YOUR ASSIGNMENT → Pick out the lines below that include the string "JSON".

WORKING DATA →

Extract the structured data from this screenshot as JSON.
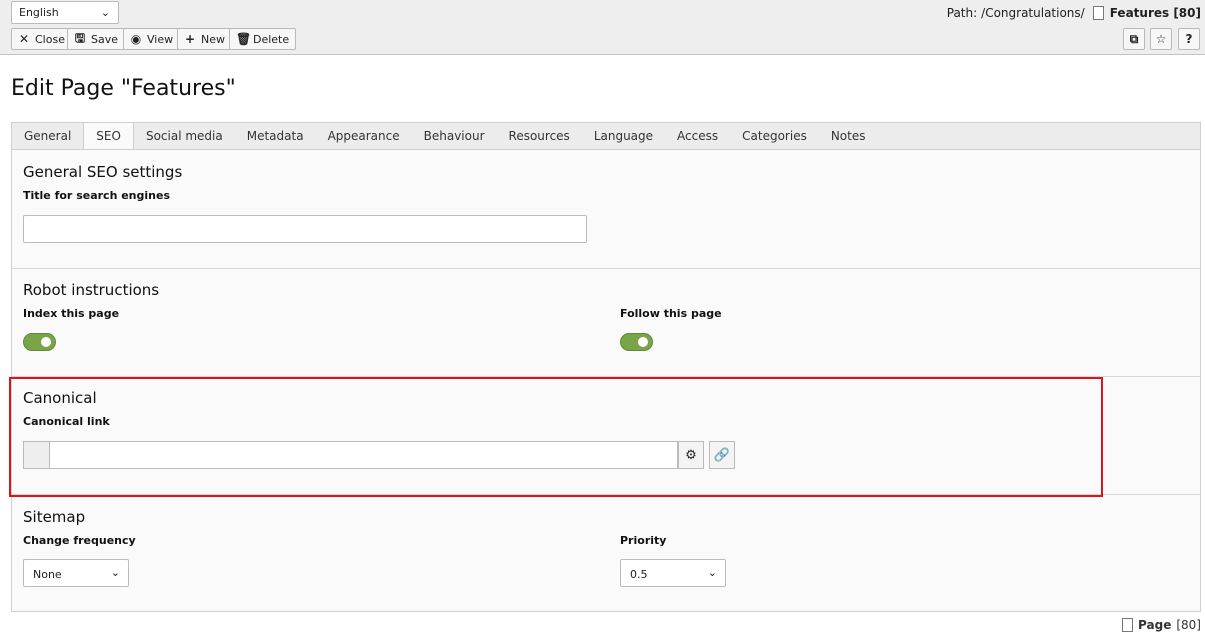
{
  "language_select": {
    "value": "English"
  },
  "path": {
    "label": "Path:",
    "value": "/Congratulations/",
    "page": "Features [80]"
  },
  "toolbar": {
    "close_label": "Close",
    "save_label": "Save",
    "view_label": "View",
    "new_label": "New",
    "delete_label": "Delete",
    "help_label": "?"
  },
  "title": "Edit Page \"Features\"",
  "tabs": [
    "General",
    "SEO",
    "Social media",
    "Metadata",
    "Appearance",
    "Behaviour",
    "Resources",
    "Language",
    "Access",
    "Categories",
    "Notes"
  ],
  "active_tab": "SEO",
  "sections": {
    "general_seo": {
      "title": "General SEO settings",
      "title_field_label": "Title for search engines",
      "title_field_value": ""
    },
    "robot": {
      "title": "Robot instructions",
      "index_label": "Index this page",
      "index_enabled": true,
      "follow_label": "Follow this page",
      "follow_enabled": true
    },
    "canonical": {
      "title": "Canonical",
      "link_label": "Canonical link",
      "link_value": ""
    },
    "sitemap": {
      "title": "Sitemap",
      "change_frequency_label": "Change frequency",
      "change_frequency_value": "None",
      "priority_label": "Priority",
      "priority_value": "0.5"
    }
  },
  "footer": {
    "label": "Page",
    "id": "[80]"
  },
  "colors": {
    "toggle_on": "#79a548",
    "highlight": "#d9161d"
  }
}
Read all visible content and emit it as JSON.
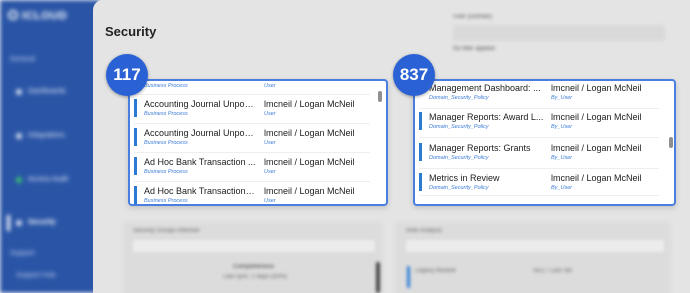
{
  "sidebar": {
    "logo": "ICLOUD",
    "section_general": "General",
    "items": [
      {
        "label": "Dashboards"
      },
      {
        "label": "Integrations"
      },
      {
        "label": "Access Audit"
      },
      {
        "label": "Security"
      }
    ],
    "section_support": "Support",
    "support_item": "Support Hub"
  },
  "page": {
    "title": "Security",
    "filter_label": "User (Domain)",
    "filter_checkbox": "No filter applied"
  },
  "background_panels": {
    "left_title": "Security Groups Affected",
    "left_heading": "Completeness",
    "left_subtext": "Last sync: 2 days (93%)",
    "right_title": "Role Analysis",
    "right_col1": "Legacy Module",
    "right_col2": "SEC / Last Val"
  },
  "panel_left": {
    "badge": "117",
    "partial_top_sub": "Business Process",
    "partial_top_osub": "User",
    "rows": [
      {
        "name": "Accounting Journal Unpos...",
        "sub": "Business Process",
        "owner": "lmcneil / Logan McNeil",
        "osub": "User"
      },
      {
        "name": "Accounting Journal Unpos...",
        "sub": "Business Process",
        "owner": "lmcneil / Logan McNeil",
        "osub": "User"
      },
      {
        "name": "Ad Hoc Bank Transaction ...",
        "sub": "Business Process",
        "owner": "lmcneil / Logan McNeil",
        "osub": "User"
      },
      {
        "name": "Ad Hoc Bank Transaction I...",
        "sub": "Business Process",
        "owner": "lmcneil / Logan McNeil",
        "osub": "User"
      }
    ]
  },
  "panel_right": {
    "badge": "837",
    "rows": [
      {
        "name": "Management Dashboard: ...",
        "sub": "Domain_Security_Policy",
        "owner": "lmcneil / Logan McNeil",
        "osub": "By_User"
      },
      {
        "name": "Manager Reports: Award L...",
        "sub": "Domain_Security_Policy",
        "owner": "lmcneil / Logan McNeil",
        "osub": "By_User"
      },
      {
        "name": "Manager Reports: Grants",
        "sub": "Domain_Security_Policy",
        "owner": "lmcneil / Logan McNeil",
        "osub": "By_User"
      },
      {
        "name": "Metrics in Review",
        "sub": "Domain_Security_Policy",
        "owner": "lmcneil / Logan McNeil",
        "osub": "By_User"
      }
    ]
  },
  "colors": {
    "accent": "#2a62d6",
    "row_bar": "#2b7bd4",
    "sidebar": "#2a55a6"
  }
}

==

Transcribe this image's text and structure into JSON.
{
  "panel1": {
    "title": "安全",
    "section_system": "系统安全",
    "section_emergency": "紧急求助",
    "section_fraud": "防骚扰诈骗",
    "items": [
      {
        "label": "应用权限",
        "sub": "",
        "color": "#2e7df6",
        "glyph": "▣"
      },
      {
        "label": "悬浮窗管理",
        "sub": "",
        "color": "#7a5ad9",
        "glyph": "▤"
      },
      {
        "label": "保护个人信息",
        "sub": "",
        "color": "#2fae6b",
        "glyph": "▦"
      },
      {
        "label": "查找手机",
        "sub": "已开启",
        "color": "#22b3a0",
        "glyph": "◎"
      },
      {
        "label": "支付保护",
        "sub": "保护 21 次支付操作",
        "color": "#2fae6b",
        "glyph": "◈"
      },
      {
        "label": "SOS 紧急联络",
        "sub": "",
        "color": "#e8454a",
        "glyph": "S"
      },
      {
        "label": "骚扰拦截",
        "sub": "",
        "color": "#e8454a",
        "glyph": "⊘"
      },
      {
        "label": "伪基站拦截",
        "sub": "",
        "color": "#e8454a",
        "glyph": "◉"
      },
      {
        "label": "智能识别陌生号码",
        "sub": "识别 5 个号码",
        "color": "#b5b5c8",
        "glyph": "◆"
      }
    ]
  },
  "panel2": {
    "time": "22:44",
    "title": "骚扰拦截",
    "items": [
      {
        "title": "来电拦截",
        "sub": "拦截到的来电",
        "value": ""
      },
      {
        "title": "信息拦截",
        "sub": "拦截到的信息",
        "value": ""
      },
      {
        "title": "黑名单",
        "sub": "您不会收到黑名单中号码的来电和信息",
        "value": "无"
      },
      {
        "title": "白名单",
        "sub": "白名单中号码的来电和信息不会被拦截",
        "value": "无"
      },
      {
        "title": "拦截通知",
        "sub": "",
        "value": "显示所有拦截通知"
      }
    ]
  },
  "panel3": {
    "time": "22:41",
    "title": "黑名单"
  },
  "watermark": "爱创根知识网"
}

TASK OUTPUT →
Extract the structured data from this screenshot as JSON.
Read all visible content and emit it as JSON.
Transcribe this image's text and structure into JSON.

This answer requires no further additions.